▸ **WORKING DATA**
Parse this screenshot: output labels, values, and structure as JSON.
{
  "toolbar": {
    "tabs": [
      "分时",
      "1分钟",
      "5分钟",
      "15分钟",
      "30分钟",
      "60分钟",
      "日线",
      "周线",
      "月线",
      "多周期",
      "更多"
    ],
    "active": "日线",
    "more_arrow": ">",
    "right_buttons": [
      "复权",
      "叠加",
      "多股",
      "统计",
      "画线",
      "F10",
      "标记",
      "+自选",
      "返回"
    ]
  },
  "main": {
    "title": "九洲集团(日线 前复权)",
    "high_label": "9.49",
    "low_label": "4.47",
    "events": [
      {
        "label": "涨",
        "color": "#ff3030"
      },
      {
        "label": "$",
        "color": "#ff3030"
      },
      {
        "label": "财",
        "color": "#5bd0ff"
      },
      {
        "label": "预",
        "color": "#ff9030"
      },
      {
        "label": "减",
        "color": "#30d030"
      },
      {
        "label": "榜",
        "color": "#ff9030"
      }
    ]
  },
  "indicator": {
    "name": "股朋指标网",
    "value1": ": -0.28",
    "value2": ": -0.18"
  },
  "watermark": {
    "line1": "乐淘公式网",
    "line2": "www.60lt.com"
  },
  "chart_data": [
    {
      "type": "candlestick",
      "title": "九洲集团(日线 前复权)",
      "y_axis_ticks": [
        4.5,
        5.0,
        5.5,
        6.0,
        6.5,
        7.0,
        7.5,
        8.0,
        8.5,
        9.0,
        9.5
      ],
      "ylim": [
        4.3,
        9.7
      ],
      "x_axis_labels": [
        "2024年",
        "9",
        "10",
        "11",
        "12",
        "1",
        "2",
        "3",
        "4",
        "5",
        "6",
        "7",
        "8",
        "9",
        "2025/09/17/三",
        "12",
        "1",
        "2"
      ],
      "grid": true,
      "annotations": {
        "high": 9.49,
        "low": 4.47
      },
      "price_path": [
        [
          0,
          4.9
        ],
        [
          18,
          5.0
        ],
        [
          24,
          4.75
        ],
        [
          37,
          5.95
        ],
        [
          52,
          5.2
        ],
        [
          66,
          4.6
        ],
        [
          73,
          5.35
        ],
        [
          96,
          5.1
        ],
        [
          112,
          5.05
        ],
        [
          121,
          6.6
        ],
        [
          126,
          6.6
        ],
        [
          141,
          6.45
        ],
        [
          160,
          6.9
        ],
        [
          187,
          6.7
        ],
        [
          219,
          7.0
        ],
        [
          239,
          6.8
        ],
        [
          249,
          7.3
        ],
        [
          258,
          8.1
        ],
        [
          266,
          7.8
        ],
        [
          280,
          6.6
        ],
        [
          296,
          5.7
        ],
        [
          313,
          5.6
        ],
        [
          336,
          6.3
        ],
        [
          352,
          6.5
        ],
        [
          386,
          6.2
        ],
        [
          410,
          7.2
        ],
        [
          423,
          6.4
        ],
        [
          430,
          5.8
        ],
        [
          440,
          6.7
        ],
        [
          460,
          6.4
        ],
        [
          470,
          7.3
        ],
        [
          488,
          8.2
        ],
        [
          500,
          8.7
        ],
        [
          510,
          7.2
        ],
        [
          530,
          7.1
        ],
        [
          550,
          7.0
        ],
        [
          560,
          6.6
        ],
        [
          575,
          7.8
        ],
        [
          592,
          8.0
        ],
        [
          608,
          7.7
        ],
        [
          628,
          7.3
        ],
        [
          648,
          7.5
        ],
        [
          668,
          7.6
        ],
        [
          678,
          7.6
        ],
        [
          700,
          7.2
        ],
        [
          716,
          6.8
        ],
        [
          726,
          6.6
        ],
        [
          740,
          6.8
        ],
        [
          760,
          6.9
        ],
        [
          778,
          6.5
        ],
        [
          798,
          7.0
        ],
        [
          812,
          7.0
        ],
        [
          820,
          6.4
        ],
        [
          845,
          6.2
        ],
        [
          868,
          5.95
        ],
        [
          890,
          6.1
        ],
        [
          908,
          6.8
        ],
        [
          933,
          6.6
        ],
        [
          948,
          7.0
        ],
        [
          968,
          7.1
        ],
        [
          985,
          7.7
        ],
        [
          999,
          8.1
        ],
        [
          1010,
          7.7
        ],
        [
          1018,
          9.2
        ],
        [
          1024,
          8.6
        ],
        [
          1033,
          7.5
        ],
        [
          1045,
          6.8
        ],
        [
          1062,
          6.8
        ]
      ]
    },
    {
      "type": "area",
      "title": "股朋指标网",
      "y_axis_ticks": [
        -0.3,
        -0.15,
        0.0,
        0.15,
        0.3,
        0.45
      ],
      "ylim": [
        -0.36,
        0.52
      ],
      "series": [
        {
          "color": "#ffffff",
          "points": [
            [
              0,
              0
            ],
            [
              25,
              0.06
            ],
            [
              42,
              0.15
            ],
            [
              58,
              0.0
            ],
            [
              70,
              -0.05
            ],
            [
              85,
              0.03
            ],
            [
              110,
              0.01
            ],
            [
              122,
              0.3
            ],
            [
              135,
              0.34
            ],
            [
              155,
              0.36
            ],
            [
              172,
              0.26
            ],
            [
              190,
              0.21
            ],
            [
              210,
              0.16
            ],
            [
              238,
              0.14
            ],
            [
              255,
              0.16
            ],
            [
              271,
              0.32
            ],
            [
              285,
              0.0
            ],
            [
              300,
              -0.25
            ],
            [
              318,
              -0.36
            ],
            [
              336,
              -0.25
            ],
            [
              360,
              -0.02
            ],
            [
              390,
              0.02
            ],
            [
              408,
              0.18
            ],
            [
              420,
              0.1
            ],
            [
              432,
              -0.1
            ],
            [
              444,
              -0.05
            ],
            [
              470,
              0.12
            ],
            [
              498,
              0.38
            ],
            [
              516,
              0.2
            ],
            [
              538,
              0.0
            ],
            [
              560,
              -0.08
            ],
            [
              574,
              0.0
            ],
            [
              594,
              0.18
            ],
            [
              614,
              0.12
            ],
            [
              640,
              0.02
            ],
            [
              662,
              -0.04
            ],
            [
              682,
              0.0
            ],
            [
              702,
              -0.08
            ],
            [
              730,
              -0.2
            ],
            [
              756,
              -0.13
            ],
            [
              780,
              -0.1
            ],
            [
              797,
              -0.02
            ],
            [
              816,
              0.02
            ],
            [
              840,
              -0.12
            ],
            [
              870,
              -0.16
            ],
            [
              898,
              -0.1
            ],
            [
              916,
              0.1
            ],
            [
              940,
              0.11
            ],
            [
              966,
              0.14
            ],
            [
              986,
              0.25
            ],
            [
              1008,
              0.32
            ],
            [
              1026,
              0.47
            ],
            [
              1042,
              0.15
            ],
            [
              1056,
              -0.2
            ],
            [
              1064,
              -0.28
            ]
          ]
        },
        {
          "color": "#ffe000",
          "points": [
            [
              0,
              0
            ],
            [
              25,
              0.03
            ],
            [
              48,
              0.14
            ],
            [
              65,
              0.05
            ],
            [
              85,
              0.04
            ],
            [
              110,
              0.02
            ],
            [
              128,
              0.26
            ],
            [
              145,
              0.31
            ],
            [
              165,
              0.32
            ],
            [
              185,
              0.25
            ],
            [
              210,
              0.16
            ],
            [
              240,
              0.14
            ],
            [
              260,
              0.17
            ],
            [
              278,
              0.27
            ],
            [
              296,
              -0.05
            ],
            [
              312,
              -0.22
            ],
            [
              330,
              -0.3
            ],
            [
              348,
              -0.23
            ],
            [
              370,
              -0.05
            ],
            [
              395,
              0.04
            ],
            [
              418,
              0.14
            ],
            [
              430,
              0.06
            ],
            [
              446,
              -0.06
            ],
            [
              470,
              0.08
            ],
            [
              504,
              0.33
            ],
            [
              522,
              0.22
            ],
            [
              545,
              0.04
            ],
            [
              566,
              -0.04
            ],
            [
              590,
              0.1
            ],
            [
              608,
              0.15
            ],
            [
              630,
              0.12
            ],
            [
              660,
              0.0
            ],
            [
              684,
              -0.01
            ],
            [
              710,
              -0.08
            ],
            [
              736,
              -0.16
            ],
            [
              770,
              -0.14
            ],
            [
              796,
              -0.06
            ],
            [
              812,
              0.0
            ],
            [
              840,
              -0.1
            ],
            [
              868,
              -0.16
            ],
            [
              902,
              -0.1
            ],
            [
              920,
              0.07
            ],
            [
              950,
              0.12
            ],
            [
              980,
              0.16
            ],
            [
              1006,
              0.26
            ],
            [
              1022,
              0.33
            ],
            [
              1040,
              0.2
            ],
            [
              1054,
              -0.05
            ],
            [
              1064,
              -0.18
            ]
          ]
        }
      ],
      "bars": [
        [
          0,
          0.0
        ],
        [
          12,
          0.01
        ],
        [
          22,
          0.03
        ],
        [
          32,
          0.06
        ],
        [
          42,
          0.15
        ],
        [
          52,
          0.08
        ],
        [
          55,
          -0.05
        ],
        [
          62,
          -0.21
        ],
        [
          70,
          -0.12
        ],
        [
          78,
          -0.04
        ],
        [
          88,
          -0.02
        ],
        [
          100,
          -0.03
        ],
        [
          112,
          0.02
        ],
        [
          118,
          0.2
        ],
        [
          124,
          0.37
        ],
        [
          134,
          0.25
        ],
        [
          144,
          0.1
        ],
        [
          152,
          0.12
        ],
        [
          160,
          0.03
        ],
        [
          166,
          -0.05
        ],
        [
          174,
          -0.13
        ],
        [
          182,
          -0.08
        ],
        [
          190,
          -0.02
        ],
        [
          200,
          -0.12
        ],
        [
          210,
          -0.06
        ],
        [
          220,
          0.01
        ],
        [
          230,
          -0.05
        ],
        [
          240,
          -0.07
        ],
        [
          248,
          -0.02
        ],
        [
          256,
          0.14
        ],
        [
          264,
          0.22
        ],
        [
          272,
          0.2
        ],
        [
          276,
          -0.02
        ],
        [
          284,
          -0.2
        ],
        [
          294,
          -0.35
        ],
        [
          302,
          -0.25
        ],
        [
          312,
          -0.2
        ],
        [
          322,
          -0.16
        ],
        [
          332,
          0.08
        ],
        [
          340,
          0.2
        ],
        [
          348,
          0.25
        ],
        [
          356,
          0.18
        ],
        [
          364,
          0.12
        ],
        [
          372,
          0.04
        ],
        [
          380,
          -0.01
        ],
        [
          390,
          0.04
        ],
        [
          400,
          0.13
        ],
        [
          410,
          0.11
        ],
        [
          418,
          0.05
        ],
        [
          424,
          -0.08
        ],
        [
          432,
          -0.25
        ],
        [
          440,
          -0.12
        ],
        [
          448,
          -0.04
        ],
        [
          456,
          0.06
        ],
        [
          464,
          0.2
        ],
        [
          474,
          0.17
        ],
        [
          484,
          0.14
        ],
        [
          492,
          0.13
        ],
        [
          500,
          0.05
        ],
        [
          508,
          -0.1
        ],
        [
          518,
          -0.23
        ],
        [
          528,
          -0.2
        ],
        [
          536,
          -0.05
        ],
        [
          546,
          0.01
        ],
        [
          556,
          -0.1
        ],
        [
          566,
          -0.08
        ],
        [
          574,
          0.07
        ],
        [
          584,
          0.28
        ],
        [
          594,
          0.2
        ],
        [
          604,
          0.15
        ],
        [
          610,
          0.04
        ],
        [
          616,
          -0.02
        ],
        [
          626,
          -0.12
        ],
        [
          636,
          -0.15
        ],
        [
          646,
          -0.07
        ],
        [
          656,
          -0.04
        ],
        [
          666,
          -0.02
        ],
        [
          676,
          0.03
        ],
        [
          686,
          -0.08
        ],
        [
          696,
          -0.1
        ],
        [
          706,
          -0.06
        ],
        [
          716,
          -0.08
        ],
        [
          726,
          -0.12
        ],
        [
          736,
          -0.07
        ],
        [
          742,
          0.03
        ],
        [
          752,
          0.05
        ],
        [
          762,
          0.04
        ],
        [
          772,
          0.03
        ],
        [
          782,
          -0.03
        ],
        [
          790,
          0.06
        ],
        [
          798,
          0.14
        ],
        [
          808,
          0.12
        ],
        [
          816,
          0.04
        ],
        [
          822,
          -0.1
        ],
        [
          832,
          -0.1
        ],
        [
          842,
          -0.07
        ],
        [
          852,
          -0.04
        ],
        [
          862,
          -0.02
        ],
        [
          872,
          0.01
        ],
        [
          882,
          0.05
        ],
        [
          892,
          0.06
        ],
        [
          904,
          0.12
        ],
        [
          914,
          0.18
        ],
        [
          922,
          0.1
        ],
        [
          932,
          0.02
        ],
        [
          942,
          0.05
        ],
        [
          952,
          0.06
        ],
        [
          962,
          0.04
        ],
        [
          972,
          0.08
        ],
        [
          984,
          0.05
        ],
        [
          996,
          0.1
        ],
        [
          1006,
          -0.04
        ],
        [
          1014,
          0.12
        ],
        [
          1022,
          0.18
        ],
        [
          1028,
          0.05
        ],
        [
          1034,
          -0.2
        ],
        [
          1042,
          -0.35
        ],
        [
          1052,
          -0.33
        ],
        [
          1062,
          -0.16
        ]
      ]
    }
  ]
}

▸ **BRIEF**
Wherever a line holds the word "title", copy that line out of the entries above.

▸ **RESPONSE**
    "title": "九洲集团(日线 前复权)",
      "title": "九洲集团(日线 前复权)",
      "title": "股朋指标网",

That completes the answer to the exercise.